▶ _HOW TO COMPLETE THIS TASK_
Word for word, write out all of the data below.

[Dataset rows for apps and sites]

_ _ _ _ _

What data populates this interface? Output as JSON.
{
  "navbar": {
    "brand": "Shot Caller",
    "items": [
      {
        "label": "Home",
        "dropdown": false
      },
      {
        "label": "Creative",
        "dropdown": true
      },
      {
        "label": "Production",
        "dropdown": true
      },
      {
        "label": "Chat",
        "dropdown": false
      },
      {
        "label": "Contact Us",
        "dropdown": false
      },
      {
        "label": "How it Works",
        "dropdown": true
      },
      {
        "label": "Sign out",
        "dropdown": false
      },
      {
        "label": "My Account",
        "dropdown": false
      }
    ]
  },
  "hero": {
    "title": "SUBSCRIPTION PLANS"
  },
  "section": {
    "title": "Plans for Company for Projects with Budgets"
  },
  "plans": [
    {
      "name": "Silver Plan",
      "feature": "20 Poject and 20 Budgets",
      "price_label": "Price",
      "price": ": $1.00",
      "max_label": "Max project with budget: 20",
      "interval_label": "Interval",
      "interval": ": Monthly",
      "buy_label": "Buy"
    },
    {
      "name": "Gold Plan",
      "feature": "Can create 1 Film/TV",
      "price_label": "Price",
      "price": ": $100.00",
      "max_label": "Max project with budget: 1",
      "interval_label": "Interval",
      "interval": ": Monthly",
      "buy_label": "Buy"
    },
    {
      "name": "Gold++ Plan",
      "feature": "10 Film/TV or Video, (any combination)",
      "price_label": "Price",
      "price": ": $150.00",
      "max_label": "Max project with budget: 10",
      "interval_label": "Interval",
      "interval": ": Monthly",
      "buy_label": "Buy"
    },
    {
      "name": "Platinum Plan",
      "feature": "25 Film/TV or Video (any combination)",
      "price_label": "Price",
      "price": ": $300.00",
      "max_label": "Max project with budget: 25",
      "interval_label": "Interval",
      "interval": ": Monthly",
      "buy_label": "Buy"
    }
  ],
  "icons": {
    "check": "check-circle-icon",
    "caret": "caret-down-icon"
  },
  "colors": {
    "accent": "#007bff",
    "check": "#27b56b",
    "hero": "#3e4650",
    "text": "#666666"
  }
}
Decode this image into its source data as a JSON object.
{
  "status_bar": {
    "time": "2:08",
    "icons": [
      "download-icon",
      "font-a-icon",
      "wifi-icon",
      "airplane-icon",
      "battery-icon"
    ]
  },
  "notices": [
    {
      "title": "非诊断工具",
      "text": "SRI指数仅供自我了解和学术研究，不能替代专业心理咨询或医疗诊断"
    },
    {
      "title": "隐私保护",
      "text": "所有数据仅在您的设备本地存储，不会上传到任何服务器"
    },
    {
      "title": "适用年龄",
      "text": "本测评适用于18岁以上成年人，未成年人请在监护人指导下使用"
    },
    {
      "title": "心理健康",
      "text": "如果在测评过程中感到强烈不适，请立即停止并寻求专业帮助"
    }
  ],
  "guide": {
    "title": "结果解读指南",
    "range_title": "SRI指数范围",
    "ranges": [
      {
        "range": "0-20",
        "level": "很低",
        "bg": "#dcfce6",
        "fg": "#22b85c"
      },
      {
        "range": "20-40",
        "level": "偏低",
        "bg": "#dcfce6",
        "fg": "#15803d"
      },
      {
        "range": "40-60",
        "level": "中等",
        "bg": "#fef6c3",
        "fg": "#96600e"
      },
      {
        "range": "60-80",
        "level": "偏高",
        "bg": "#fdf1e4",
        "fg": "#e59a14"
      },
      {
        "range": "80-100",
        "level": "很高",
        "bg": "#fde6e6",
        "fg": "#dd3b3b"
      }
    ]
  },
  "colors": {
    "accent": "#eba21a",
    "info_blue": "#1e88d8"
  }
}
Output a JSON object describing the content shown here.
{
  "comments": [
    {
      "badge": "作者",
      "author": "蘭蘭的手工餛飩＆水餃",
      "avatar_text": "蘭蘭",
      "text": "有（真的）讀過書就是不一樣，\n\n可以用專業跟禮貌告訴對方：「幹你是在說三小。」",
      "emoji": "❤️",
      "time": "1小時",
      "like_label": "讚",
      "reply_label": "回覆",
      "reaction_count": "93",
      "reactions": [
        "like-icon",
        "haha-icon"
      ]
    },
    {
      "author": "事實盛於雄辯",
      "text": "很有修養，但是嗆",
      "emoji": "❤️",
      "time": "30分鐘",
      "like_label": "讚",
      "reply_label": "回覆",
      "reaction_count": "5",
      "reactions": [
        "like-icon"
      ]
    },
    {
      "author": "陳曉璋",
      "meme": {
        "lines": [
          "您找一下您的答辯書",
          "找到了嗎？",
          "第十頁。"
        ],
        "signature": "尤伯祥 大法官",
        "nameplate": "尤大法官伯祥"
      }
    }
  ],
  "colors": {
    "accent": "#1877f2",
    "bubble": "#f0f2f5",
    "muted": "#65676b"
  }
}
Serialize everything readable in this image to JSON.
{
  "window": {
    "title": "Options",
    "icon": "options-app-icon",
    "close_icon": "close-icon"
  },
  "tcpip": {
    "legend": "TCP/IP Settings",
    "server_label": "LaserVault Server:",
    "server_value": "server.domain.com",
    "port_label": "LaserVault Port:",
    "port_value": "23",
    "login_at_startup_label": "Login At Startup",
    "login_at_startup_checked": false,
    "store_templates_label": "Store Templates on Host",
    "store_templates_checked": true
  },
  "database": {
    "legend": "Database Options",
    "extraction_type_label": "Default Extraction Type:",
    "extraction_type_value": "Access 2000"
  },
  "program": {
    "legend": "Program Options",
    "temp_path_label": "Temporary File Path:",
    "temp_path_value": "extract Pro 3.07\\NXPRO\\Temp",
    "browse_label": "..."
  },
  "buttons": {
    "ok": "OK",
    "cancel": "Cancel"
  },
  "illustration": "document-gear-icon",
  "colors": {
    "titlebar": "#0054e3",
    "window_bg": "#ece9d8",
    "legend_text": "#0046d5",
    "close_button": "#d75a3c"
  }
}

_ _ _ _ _

▶ _TASK RESPONSE_
What data populates this interface? Output as JSON.
{
  "navbar": {
    "brand": "Shot Caller",
    "items": [
      {
        "label": "Home",
        "dropdown": false
      },
      {
        "label": "Creative",
        "dropdown": true
      },
      {
        "label": "Production",
        "dropdown": true
      },
      {
        "label": "Chat",
        "dropdown": false
      },
      {
        "label": "Contact Us",
        "dropdown": false
      },
      {
        "label": "How it Works",
        "dropdown": true
      },
      {
        "label": "Sign out",
        "dropdown": false
      },
      {
        "label": "My Account",
        "dropdown": false
      }
    ]
  },
  "hero": {
    "title": "SUBSCRIPTION PLANS"
  },
  "section": {
    "title": "Plans for Company for Projects with Budgets"
  },
  "plans": [
    {
      "name": "Silver Plan",
      "feature": "20 Poject and 20 Budgets",
      "price_label": "Price",
      "price": ": $1.00",
      "max_label": "Max project with budget: 20",
      "interval_label": "Interval",
      "interval": ": Monthly",
      "buy_label": "Buy"
    },
    {
      "name": "Gold Plan",
      "feature": "Can create 1 Film/TV",
      "price_label": "Price",
      "price": ": $100.00",
      "max_label": "Max project with budget: 1",
      "interval_label": "Interval",
      "interval": ": Monthly",
      "buy_label": "Buy"
    },
    {
      "name": "Gold++ Plan",
      "feature": "10 Film/TV or Video, (any combination)",
      "price_label": "Price",
      "price": ": $150.00",
      "max_label": "Max project with budget: 10",
      "interval_label": "Interval",
      "interval": ": Monthly",
      "buy_label": "Buy"
    },
    {
      "name": "Platinum Plan",
      "feature": "25 Film/TV or Video (any combination)",
      "price_label": "Price",
      "price": ": $300.00",
      "max_label": "Max project with budget: 25",
      "interval_label": "Interval",
      "interval": ": Monthly",
      "buy_label": "Buy"
    }
  ],
  "icons": {
    "check": "check-circle-icon",
    "caret": "caret-down-icon"
  },
  "colors": {
    "accent": "#007bff",
    "check": "#27b56b",
    "hero": "#3e4650",
    "text": "#666666"
  }
}
Decode this image into its source data as a JSON object.
{
  "status_bar": {
    "time": "2:08",
    "icons": [
      "download-icon",
      "font-a-icon",
      "wifi-icon",
      "airplane-icon",
      "battery-icon"
    ]
  },
  "notices": [
    {
      "title": "非诊断工具",
      "text": "SRI指数仅供自我了解和学术研究，不能替代专业心理咨询或医疗诊断"
    },
    {
      "title": "隐私保护",
      "text": "所有数据仅在您的设备本地存储，不会上传到任何服务器"
    },
    {
      "title": "适用年龄",
      "text": "本测评适用于18岁以上成年人，未成年人请在监护人指导下使用"
    },
    {
      "title": "心理健康",
      "text": "如果在测评过程中感到强烈不适，请立即停止并寻求专业帮助"
    }
  ],
  "guide": {
    "title": "结果解读指南",
    "range_title": "SRI指数范围",
    "ranges": [
      {
        "range": "0-20",
        "level": "很低",
        "bg": "#dcfce6",
        "fg": "#22b85c"
      },
      {
        "range": "20-40",
        "level": "偏低",
        "bg": "#dcfce6",
        "fg": "#15803d"
      },
      {
        "range": "40-60",
        "level": "中等",
        "bg": "#fef6c3",
        "fg": "#96600e"
      },
      {
        "range": "60-80",
        "level": "偏高",
        "bg": "#fdf1e4",
        "fg": "#e59a14"
      },
      {
        "range": "80-100",
        "level": "很高",
        "bg": "#fde6e6",
        "fg": "#dd3b3b"
      }
    ]
  },
  "colors": {
    "accent": "#eba21a",
    "info_blue": "#1e88d8"
  }
}
Output a JSON object describing the content shown here.
{
  "comments": [
    {
      "badge": "作者",
      "author": "蘭蘭的手工餛飩＆水餃",
      "avatar_text": "蘭蘭",
      "text": "有（真的）讀過書就是不一樣，\n\n可以用專業跟禮貌告訴對方：「幹你是在說三小。」",
      "emoji": "❤️",
      "time": "1小時",
      "like_label": "讚",
      "reply_label": "回覆",
      "reaction_count": "93",
      "reactions": [
        "like-icon",
        "haha-icon"
      ]
    },
    {
      "author": "事實盛於雄辯",
      "text": "很有修養，但是嗆",
      "emoji": "❤️",
      "time": "30分鐘",
      "like_label": "讚",
      "reply_label": "回覆",
      "reaction_count": "5",
      "reactions": [
        "like-icon"
      ]
    },
    {
      "author": "陳曉璋",
      "meme": {
        "lines": [
          "您找一下您的答辯書",
          "找到了嗎？",
          "第十頁。"
        ],
        "signature": "尤伯祥 大法官",
        "nameplate": "尤大法官伯祥"
      }
    }
  ],
  "colors": {
    "accent": "#1877f2",
    "bubble": "#f0f2f5",
    "muted": "#65676b"
  }
}
Serialize everything readable in this image to JSON.
{
  "window": {
    "title": "Options",
    "icon": "options-app-icon",
    "close_icon": "close-icon"
  },
  "tcpip": {
    "legend": "TCP/IP Settings",
    "server_label": "LaserVault Server:",
    "server_value": "server.domain.com",
    "port_label": "LaserVault Port:",
    "port_value": "23",
    "login_at_startup_label": "Login At Startup",
    "login_at_startup_checked": false,
    "store_templates_label": "Store Templates on Host",
    "store_templates_checked": true
  },
  "database": {
    "legend": "Database Options",
    "extraction_type_label": "Default Extraction Type:",
    "extraction_type_value": "Access 2000"
  },
  "program": {
    "legend": "Program Options",
    "temp_path_label": "Temporary File Path:",
    "temp_path_value": "extract Pro 3.07\\NXPRO\\Temp",
    "browse_label": "..."
  },
  "buttons": {
    "ok": "OK",
    "cancel": "Cancel"
  },
  "illustration": "document-gear-icon",
  "colors": {
    "titlebar": "#0054e3",
    "window_bg": "#ece9d8",
    "legend_text": "#0046d5",
    "close_button": "#d75a3c"
  }
}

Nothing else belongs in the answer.